While brushing your teeth (and flossing) at night you realize how much time you will spend this year cleaning your bling at night. In order to floss, you need to thread it through the wire for each tooth. Flossing alone takes at least 15 minutes. I figure it takes me 20-25 minutes for my nightly cleaning because, well, I was already very diligent in cleaning my mouth before this new addition. So 20 minutes every night for a year. That is a little over 5 whole days of brushing and flossing. This does not include morning brushing and the times after meals when you feel like there is a country stuck in your teeth. Wow... that is an unbelievable amount of time to spend on your mouth.

Day 5- Hope

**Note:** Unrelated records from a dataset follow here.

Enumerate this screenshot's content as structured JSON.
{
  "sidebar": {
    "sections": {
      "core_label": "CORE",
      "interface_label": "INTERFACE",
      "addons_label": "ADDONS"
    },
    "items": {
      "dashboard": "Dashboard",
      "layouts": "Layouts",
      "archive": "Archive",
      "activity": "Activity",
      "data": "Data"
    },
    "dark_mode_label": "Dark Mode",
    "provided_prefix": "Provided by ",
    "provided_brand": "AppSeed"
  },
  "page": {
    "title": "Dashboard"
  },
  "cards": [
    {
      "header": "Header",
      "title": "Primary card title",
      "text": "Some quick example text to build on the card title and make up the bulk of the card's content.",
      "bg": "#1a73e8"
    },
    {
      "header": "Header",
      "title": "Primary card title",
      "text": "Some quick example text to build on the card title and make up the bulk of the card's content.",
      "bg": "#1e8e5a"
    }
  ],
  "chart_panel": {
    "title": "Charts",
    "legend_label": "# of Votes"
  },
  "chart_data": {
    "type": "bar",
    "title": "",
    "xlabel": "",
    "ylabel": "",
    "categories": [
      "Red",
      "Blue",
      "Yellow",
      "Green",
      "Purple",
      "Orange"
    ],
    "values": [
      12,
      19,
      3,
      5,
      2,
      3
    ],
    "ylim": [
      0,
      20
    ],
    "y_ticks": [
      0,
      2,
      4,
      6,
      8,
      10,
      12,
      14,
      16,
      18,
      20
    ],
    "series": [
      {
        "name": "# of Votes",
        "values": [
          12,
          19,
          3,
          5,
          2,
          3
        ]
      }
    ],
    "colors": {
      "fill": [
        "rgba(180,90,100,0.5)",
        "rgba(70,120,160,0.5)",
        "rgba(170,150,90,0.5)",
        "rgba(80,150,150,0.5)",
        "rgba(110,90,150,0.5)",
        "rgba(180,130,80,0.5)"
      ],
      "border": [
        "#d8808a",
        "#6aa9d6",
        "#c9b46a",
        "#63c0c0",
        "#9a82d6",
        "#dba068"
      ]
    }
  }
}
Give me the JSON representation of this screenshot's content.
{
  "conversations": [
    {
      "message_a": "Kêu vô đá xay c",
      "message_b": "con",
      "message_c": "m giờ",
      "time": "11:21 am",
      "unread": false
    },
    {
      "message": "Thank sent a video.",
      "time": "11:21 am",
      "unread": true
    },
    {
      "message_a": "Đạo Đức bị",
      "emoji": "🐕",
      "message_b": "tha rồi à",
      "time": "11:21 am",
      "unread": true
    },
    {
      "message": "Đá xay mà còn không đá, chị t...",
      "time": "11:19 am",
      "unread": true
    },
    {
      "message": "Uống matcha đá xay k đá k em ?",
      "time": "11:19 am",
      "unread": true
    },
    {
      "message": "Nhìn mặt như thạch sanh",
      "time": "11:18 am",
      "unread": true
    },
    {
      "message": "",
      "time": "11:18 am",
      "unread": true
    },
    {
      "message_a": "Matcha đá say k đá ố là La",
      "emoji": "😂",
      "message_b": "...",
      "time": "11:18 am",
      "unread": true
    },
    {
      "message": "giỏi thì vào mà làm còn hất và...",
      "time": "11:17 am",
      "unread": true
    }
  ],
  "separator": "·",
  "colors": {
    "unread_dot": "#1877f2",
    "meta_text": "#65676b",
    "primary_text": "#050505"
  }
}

Don't fret little children... there is hope. On the 5th day, you wake up in almost no pain. You only take one dose of pain reliever "just in case." You eat something more substantial than yogurt and ice cream. "Maybe I can enjoy food again," you wonder.

Day 6-?- Adventurous

Now, with hardly any pain when you aren't chewing, you begin to experiment with harder foods. You forget that you have braces until you take a bite, but you manage. You start wondering why people you know, but haven't seen you in awhile, are staring at you intently. "Oh, yeah! I got braces." You smile your metallic smile and go along with your day. You've learned to bite with the side of your mouth and chew with your back teeth. "This actually might be worth it," you conclude.

Tuesday, February 3, 2009

Drama Takes The Fun Out

I am going to write a little blurb on drama and how it sucks the happiness out of everything. I'm not talking about stage plays and movies. I'm talking about the "he-said she-said and so blah-blah-blah" kind of drama. It makes me want to vomit.

I am a pretty easygoing person. True, I stress about some things- grades, oral hygiene, etc. But when it comes to relationships with people... CHILLAX!! I've been in the middle of drama when I didn't want to be too many times. It isn't worth it. Everything doesn't have to be made into such a fiasco. There doesn't have to be an equation for everything.

One thing I really like about Callie (hi Callie- I know you are reading this), is that there is absolutely no stress. We can talk about things openly without worrying about what the other person thinks and we don't make anything into a huge deal. It's nice. She's easygoing as well.

I think that in our culture (Mormon culture), the whole drama thing is intensified. It makes for a very uninviting atmosphere. Everyone puts so much emphasis on relationships and so they are all completely stressed out about it. They stress to the point where they decide to "boycott" the other sex, or keep some sort of record of boys/girls that they don't like or were offended by. Come on people! It is supposed to be fun and enjoyable. If it is stressful it stops being fun.

Wheew... sorry. That's all for now.